# Work to complete
Below are the records; copy out every line that holds the word "JSON".

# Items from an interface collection
= Beginning of Section =
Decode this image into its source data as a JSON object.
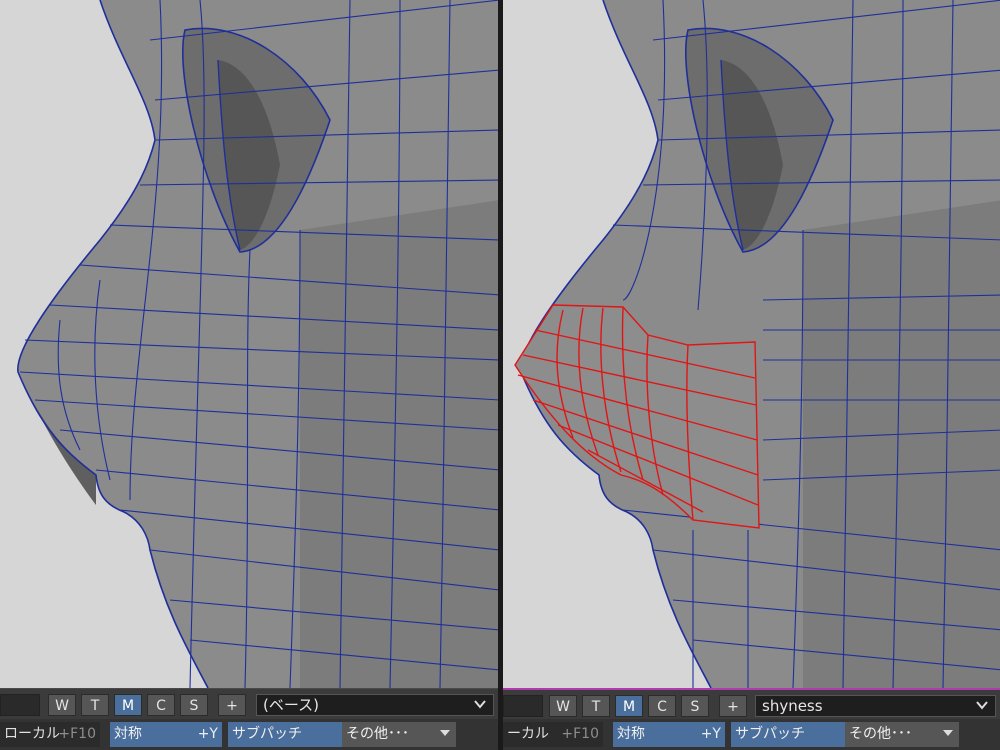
{
  "panes": [
    {
      "tabs": [
        "W",
        "T",
        "M",
        "C",
        "S"
      ],
      "active_tab": "M",
      "add_label": "+",
      "morph_target": "(ベース)",
      "local_label": "ローカル",
      "local_shortcut": "+F10",
      "symmetry_label": "対称",
      "symmetry_shortcut": "+Y",
      "subpatch_label": "サブパッチ",
      "other_label": "その他･･･"
    },
    {
      "tabs": [
        "W",
        "T",
        "M",
        "C",
        "S"
      ],
      "active_tab": "M",
      "add_label": "+",
      "morph_target": "shyness",
      "local_label": "ーカル",
      "local_shortcut": "+F10",
      "symmetry_label": "対称",
      "symmetry_shortcut": "+Y",
      "subpatch_label": "サブパッチ",
      "other_label": "その他･･･"
    }
  ],
  "colors": {
    "background": "#d6d6d6",
    "mesh_fill": "#8a8a8a",
    "wire": "#1f2f9a",
    "selection": "#e01616",
    "active_button": "#4b6f9c",
    "active_pane_border": "#b13ab1"
  }
}
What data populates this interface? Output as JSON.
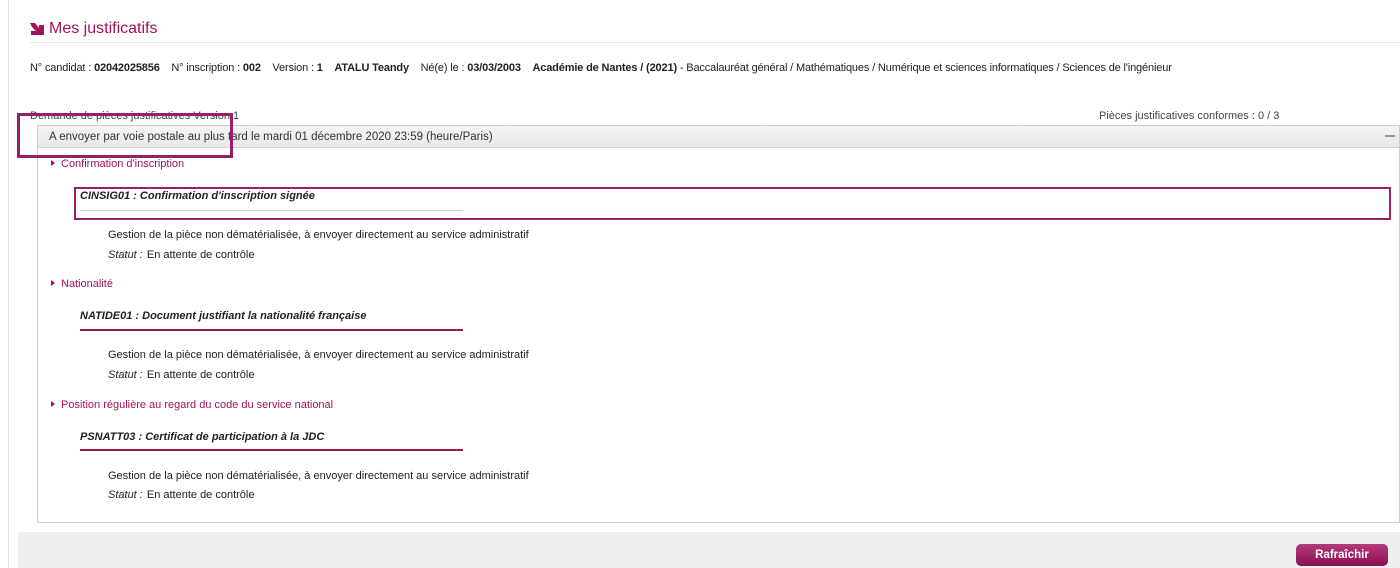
{
  "header": {
    "title": "Mes justificatifs"
  },
  "candidate": {
    "label_candidat": "N° candidat :",
    "candidat": "02042025856",
    "label_inscription": "N° inscription :",
    "inscription": "002",
    "label_version": "Version :",
    "version": "1",
    "name": "ATALU Teandy",
    "label_born": "Né(e) le :",
    "born": "03/03/2003",
    "academy": "Académie de Nantes / (2021)",
    "program": " - Baccalauréat général / Mathématiques / Numérique et sciences informatiques / Sciences de l'ingénieur"
  },
  "request": {
    "version_label": "Demande de pièces justificatives Version 1",
    "conformes": "Pièces justificatives conformes : 0 / 3"
  },
  "panel": {
    "deadline": "A envoyer par voie postale au plus tard le mardi 01 décembre 2020 23:59 (heure/Paris)",
    "sections": [
      {
        "title": "Confirmation d'inscription",
        "doc": "CINSIG01 : Confirmation d'inscription signée",
        "description": "Gestion de la pièce non dématérialisée, à envoyer directement au service administratif",
        "status_label": "Statut :",
        "status": "En attente de contrôle"
      },
      {
        "title": "Nationalité",
        "doc": "NATIDE01 : Document justifiant la nationalité française",
        "description": "Gestion de la pièce non dématérialisée, à envoyer directement au service administratif",
        "status_label": "Statut :",
        "status": "En attente de contrôle"
      },
      {
        "title": "Position régulière au regard du code du service national",
        "doc": "PSNATT03 : Certificat de participation à la JDC",
        "description": "Gestion de la pièce non dématérialisée, à envoyer directement au service administratif",
        "status_label": "Statut :",
        "status": "En attente de contrôle"
      }
    ]
  },
  "footer": {
    "refresh_label": "Rafraîchir"
  },
  "icons": {
    "title_icon": "arrow-down-right-icon",
    "collapse": "minus-icon",
    "section": "triangle-right-icon"
  },
  "colors": {
    "brand": "#a3125c"
  }
}
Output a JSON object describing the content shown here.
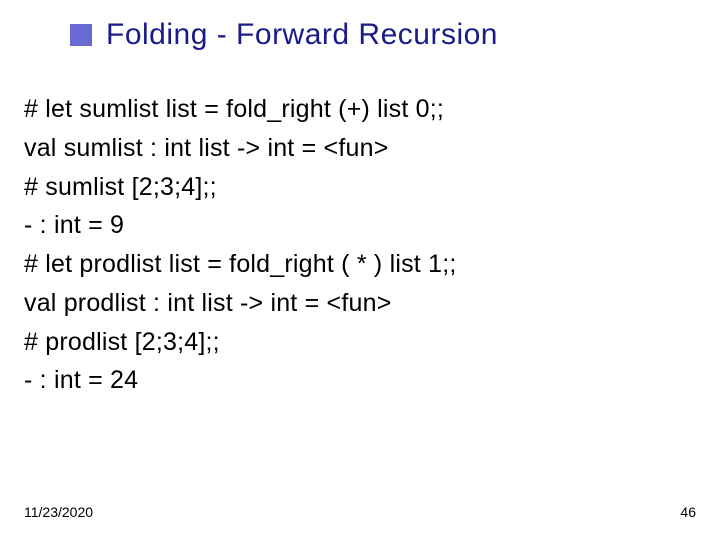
{
  "title": "Folding - Forward Recursion",
  "lines": [
    "# let sumlist list = fold_right (+) list 0;;",
    "val sumlist : int list -> int = <fun>",
    "# sumlist [2;3;4];;",
    "- : int = 9",
    "# let prodlist list = fold_right ( * ) list 1;;",
    "val prodlist : int list -> int = <fun>",
    "# prodlist [2;3;4];;",
    "- : int = 24"
  ],
  "footer": {
    "date": "11/23/2020",
    "page": "46"
  }
}
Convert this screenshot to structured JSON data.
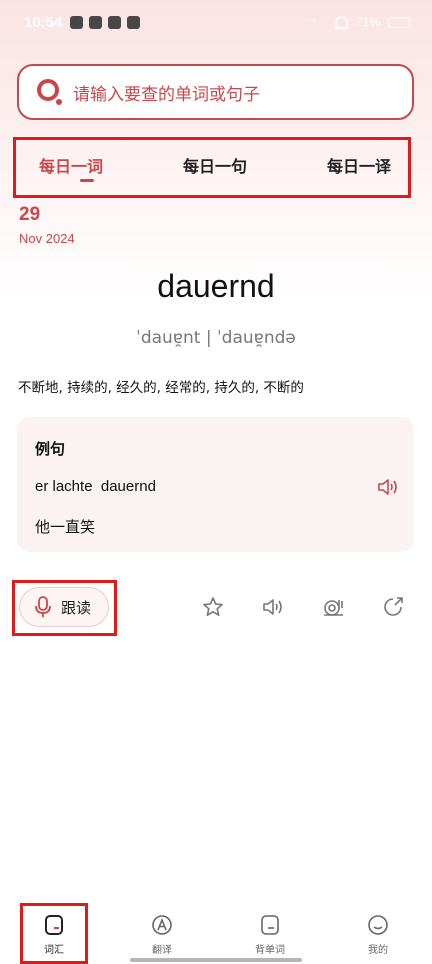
{
  "status_bar": {
    "time": "10:54",
    "battery": "71%"
  },
  "search": {
    "placeholder": "请输入要查的单词或句子"
  },
  "tabs": [
    {
      "label": "每日一词",
      "active": true
    },
    {
      "label": "每日一句",
      "active": false
    },
    {
      "label": "每日一译",
      "active": false
    }
  ],
  "date": {
    "day": "29",
    "month_year": "Nov 2024"
  },
  "word": {
    "headword": "dauernd",
    "phonetic": "ˈdauɐ̯nt | ˈdauɐ̯ndə",
    "definition": "不断地, 持续的, 经久的, 经常的, 持久的, 不断的"
  },
  "example": {
    "title": "例句",
    "sentence": "er lachte  dauernd",
    "translation": "他一直笑"
  },
  "actions": {
    "follow_read_label": "跟读",
    "icons": [
      "star-icon",
      "speaker-icon",
      "snail-icon",
      "share-icon"
    ]
  },
  "bottom_nav": [
    {
      "label": "词汇",
      "icon": "vocab-icon",
      "active": true
    },
    {
      "label": "翻译",
      "icon": "translate-icon",
      "active": false
    },
    {
      "label": "背单词",
      "icon": "memorize-icon",
      "active": false
    },
    {
      "label": "我的",
      "icon": "profile-icon",
      "active": false
    }
  ],
  "colors": {
    "accent": "#c8474a",
    "highlight_frame": "#e11a1a",
    "card_bg": "#fbf3f3"
  }
}
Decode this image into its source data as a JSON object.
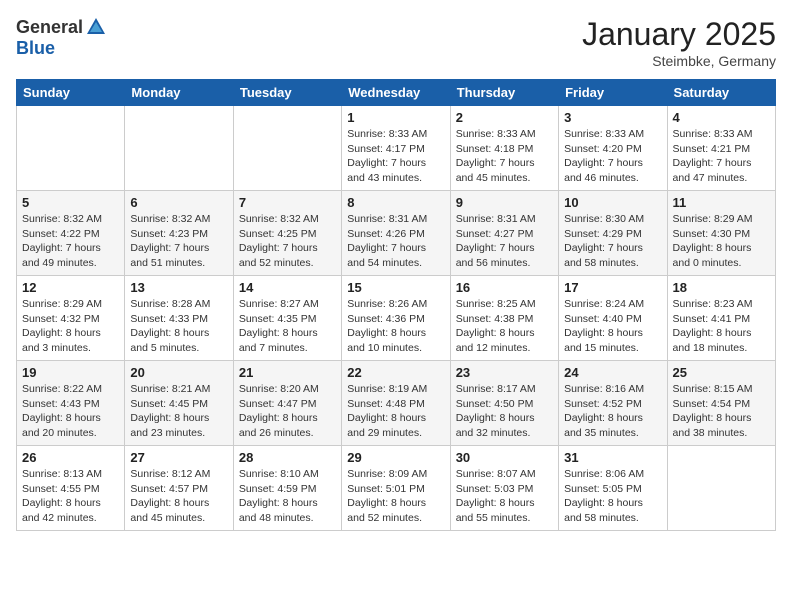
{
  "header": {
    "logo_general": "General",
    "logo_blue": "Blue",
    "month_title": "January 2025",
    "location": "Steimbke, Germany"
  },
  "days_of_week": [
    "Sunday",
    "Monday",
    "Tuesday",
    "Wednesday",
    "Thursday",
    "Friday",
    "Saturday"
  ],
  "weeks": [
    [
      {
        "day": "",
        "sunrise": "",
        "sunset": "",
        "daylight": ""
      },
      {
        "day": "",
        "sunrise": "",
        "sunset": "",
        "daylight": ""
      },
      {
        "day": "",
        "sunrise": "",
        "sunset": "",
        "daylight": ""
      },
      {
        "day": "1",
        "sunrise": "Sunrise: 8:33 AM",
        "sunset": "Sunset: 4:17 PM",
        "daylight": "Daylight: 7 hours and 43 minutes."
      },
      {
        "day": "2",
        "sunrise": "Sunrise: 8:33 AM",
        "sunset": "Sunset: 4:18 PM",
        "daylight": "Daylight: 7 hours and 45 minutes."
      },
      {
        "day": "3",
        "sunrise": "Sunrise: 8:33 AM",
        "sunset": "Sunset: 4:20 PM",
        "daylight": "Daylight: 7 hours and 46 minutes."
      },
      {
        "day": "4",
        "sunrise": "Sunrise: 8:33 AM",
        "sunset": "Sunset: 4:21 PM",
        "daylight": "Daylight: 7 hours and 47 minutes."
      }
    ],
    [
      {
        "day": "5",
        "sunrise": "Sunrise: 8:32 AM",
        "sunset": "Sunset: 4:22 PM",
        "daylight": "Daylight: 7 hours and 49 minutes."
      },
      {
        "day": "6",
        "sunrise": "Sunrise: 8:32 AM",
        "sunset": "Sunset: 4:23 PM",
        "daylight": "Daylight: 7 hours and 51 minutes."
      },
      {
        "day": "7",
        "sunrise": "Sunrise: 8:32 AM",
        "sunset": "Sunset: 4:25 PM",
        "daylight": "Daylight: 7 hours and 52 minutes."
      },
      {
        "day": "8",
        "sunrise": "Sunrise: 8:31 AM",
        "sunset": "Sunset: 4:26 PM",
        "daylight": "Daylight: 7 hours and 54 minutes."
      },
      {
        "day": "9",
        "sunrise": "Sunrise: 8:31 AM",
        "sunset": "Sunset: 4:27 PM",
        "daylight": "Daylight: 7 hours and 56 minutes."
      },
      {
        "day": "10",
        "sunrise": "Sunrise: 8:30 AM",
        "sunset": "Sunset: 4:29 PM",
        "daylight": "Daylight: 7 hours and 58 minutes."
      },
      {
        "day": "11",
        "sunrise": "Sunrise: 8:29 AM",
        "sunset": "Sunset: 4:30 PM",
        "daylight": "Daylight: 8 hours and 0 minutes."
      }
    ],
    [
      {
        "day": "12",
        "sunrise": "Sunrise: 8:29 AM",
        "sunset": "Sunset: 4:32 PM",
        "daylight": "Daylight: 8 hours and 3 minutes."
      },
      {
        "day": "13",
        "sunrise": "Sunrise: 8:28 AM",
        "sunset": "Sunset: 4:33 PM",
        "daylight": "Daylight: 8 hours and 5 minutes."
      },
      {
        "day": "14",
        "sunrise": "Sunrise: 8:27 AM",
        "sunset": "Sunset: 4:35 PM",
        "daylight": "Daylight: 8 hours and 7 minutes."
      },
      {
        "day": "15",
        "sunrise": "Sunrise: 8:26 AM",
        "sunset": "Sunset: 4:36 PM",
        "daylight": "Daylight: 8 hours and 10 minutes."
      },
      {
        "day": "16",
        "sunrise": "Sunrise: 8:25 AM",
        "sunset": "Sunset: 4:38 PM",
        "daylight": "Daylight: 8 hours and 12 minutes."
      },
      {
        "day": "17",
        "sunrise": "Sunrise: 8:24 AM",
        "sunset": "Sunset: 4:40 PM",
        "daylight": "Daylight: 8 hours and 15 minutes."
      },
      {
        "day": "18",
        "sunrise": "Sunrise: 8:23 AM",
        "sunset": "Sunset: 4:41 PM",
        "daylight": "Daylight: 8 hours and 18 minutes."
      }
    ],
    [
      {
        "day": "19",
        "sunrise": "Sunrise: 8:22 AM",
        "sunset": "Sunset: 4:43 PM",
        "daylight": "Daylight: 8 hours and 20 minutes."
      },
      {
        "day": "20",
        "sunrise": "Sunrise: 8:21 AM",
        "sunset": "Sunset: 4:45 PM",
        "daylight": "Daylight: 8 hours and 23 minutes."
      },
      {
        "day": "21",
        "sunrise": "Sunrise: 8:20 AM",
        "sunset": "Sunset: 4:47 PM",
        "daylight": "Daylight: 8 hours and 26 minutes."
      },
      {
        "day": "22",
        "sunrise": "Sunrise: 8:19 AM",
        "sunset": "Sunset: 4:48 PM",
        "daylight": "Daylight: 8 hours and 29 minutes."
      },
      {
        "day": "23",
        "sunrise": "Sunrise: 8:17 AM",
        "sunset": "Sunset: 4:50 PM",
        "daylight": "Daylight: 8 hours and 32 minutes."
      },
      {
        "day": "24",
        "sunrise": "Sunrise: 8:16 AM",
        "sunset": "Sunset: 4:52 PM",
        "daylight": "Daylight: 8 hours and 35 minutes."
      },
      {
        "day": "25",
        "sunrise": "Sunrise: 8:15 AM",
        "sunset": "Sunset: 4:54 PM",
        "daylight": "Daylight: 8 hours and 38 minutes."
      }
    ],
    [
      {
        "day": "26",
        "sunrise": "Sunrise: 8:13 AM",
        "sunset": "Sunset: 4:55 PM",
        "daylight": "Daylight: 8 hours and 42 minutes."
      },
      {
        "day": "27",
        "sunrise": "Sunrise: 8:12 AM",
        "sunset": "Sunset: 4:57 PM",
        "daylight": "Daylight: 8 hours and 45 minutes."
      },
      {
        "day": "28",
        "sunrise": "Sunrise: 8:10 AM",
        "sunset": "Sunset: 4:59 PM",
        "daylight": "Daylight: 8 hours and 48 minutes."
      },
      {
        "day": "29",
        "sunrise": "Sunrise: 8:09 AM",
        "sunset": "Sunset: 5:01 PM",
        "daylight": "Daylight: 8 hours and 52 minutes."
      },
      {
        "day": "30",
        "sunrise": "Sunrise: 8:07 AM",
        "sunset": "Sunset: 5:03 PM",
        "daylight": "Daylight: 8 hours and 55 minutes."
      },
      {
        "day": "31",
        "sunrise": "Sunrise: 8:06 AM",
        "sunset": "Sunset: 5:05 PM",
        "daylight": "Daylight: 8 hours and 58 minutes."
      },
      {
        "day": "",
        "sunrise": "",
        "sunset": "",
        "daylight": ""
      }
    ]
  ]
}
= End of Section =
# Answer space
Decode this image into its source data as a JSON object.
What data populates this interface? Output as JSON.
Output a JSON object describing the content shown here.
Convert this screenshot to structured JSON data.
Decode this image into its source data as a JSON object.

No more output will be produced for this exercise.